But forward citations are not without their warts. For example, both my longitudinal study of highly litigious NPEs and random patent litigants and Allison, Lemley & Scwhartz's cross-sectional study of all patent cases filed in 2008-2009 found that forward citations had no statistically significant impact on patent validity determinations. Additionally, Abrams, et al., found that actual licensing revenue followed an inverted "U" shape with respect to forward citations (Lisa writes about that paper here). That is, revenue grew as citations grew, but after a peak, revenues began to fall as forward citations grew even larger. This implies that the types of things we can measure with forward citations may be limited by just how many there are, and also by the particular thing we are trying to measure.
This is why it was so great to see a new NBER paper in my SSRN feed yesterday (it's not totally new - for those who can't get NBER papers, a draft was available about a year ago). The paper, by Petra Moser (NYU), Joerg Ohmstedt (Booz & Co.) & Paul W. Rhode (UNC) is called Patent Citations and the Size of the Inventive Step - Evidence from Hybrid Corn. The abstract follows:
Patents are the main source of data on innovation, but there are persistent concerns that patents may be a noisy and biased measure. An important challenge arises from unobservable variation in the size of the inventive step that is covered by a patent. The count of later patents that cite a patent as relevant prior art – so called forward citations – have become the standard measure to control for such variation. Citations may, however, also be a noisy and biased measure for the size of the inventive step. To address this issue, this paper examines field trial data for patented improvements in hybrid corn. Field trials report objective measures for improvements in hybrid corn, which we use to quantify the size of the inventive step. These data show a robust correlation between citations and improvements in yields, as the bottom line measure for improvements in hybrid corn. This correlation is robust to alternative measures for improvements in hybrid corn, and a broad range of other tests. We also investigate the process, by which patents generate citations. This analysis reveals that hybrids that serve as an input for genetically-related follow-on inventions are more likely to receive self-citations (by the same firm), which suggests that self-citations are a good predictor for follow-on invention.I love this study because it ties something not only measurable, but objective, to the forward citations. This is something that can't really be done with litigation and licensing studies, both of which have a variety selection effects that limit the random (shall we say, objective) nature of them. More on this after the jump.
The study makes an important point (with evidence) that most who are familiar with the patent system intuitively felt: raw patent counts may not be the best measure of technological value. In corn, at least, many of the improved varieties are not as productive as their forbears. This is consistent with other studies that find many patents to be of low value, and that many patents do not get renewed when maintenance fees are due.
If, however, we look at citations to patents, we can separate the wheat from the chaff (or the kernel from the husk, if you will). It appears that future patents don't cite to random corn patents, but instead to those patents that, on average, performed better.
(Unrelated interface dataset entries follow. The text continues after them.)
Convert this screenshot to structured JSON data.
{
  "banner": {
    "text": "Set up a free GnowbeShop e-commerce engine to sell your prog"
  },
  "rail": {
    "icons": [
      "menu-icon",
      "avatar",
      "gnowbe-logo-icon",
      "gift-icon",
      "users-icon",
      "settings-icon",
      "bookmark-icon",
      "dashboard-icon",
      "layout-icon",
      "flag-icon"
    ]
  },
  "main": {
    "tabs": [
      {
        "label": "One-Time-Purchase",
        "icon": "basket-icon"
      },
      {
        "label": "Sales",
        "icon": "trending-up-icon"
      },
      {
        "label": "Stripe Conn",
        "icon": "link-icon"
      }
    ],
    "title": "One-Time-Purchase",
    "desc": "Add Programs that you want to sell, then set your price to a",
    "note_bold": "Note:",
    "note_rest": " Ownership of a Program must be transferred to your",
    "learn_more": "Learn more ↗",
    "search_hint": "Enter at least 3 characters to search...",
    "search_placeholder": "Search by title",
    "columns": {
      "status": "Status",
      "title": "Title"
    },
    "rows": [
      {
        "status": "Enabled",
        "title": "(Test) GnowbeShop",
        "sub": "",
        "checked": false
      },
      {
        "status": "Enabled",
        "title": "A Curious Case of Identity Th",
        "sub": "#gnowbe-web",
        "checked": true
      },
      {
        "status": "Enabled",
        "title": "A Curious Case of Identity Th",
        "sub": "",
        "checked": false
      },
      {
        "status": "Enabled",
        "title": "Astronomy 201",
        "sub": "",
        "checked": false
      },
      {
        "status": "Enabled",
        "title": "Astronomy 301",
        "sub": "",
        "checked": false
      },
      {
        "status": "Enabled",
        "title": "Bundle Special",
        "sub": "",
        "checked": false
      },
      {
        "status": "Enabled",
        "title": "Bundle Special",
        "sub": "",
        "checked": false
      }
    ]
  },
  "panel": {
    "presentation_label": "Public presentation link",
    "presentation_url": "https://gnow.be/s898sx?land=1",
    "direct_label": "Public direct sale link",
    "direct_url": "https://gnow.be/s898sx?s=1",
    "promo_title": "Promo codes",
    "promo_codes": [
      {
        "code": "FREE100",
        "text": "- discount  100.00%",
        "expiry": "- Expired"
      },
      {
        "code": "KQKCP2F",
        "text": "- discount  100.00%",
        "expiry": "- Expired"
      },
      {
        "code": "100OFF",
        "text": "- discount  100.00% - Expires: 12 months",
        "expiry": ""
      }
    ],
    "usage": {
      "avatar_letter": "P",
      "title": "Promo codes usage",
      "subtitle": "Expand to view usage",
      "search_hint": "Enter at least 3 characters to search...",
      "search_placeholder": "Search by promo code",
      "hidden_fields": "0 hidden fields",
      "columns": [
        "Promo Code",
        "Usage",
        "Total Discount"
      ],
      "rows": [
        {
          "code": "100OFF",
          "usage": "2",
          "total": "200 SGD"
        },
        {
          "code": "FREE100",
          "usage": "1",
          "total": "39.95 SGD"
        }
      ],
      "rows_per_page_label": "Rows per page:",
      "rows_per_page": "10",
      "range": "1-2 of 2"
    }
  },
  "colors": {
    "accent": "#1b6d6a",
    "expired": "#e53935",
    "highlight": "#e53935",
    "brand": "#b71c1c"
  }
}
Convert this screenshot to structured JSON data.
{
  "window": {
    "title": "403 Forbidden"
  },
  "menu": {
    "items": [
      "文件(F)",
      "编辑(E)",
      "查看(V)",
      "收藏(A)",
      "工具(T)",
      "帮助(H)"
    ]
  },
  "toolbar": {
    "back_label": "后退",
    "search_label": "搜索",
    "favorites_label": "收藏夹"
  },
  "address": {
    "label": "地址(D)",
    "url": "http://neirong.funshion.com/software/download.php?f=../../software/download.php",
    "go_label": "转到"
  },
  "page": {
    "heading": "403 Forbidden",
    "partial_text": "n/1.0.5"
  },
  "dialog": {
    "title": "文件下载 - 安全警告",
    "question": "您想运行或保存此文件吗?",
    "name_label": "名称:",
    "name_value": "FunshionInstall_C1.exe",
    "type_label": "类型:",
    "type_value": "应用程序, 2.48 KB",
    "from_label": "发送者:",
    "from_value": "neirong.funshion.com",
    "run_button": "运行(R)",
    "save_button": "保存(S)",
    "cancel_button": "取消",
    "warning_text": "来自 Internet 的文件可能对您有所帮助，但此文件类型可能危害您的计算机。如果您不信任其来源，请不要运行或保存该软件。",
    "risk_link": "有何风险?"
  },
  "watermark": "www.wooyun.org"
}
Interestingly, the authors find that highly cited patents are associated with even more increase - the cornerstone patents in the field. This contradicts the inverted U results a bit. But even if the highly cited patents are removed, an increase in corn yield still correlates with more citations.
I think this is also good news for the information value of patents - apparently enough is known and conveyed to tie the important patents to the important technology, rather than just a mish mosh of information.
Further, the analysis of self-citations is interesting. Though the economic literature sees this as an open question, I think there is a conventional wisdom that self-citations are valueless, and should not be counted. The authors, however, find that self-citation (at least in the studied field) is indicative of cumulative innovation. That is, you can trace growth in quality of invention because the better stuff is being cited and built on. I'm going to remember this as I rationalize citations to my own work in future articles....
There's a lot more to this article, and it's well worth a read. While there are surely technical questions (is it correlational or causal, and does it matter), I think the biggest question is whether the results are generalizable. Is there something about the corn (or other hybrid crop) industry that makes the citations track well? Can we trust that this type of correlation will translate to other industries, where inventive steps are more difficult to measure? I don't know the answers to these questions, but it inspires me to think of ways we might objectively measure quality in order to find out.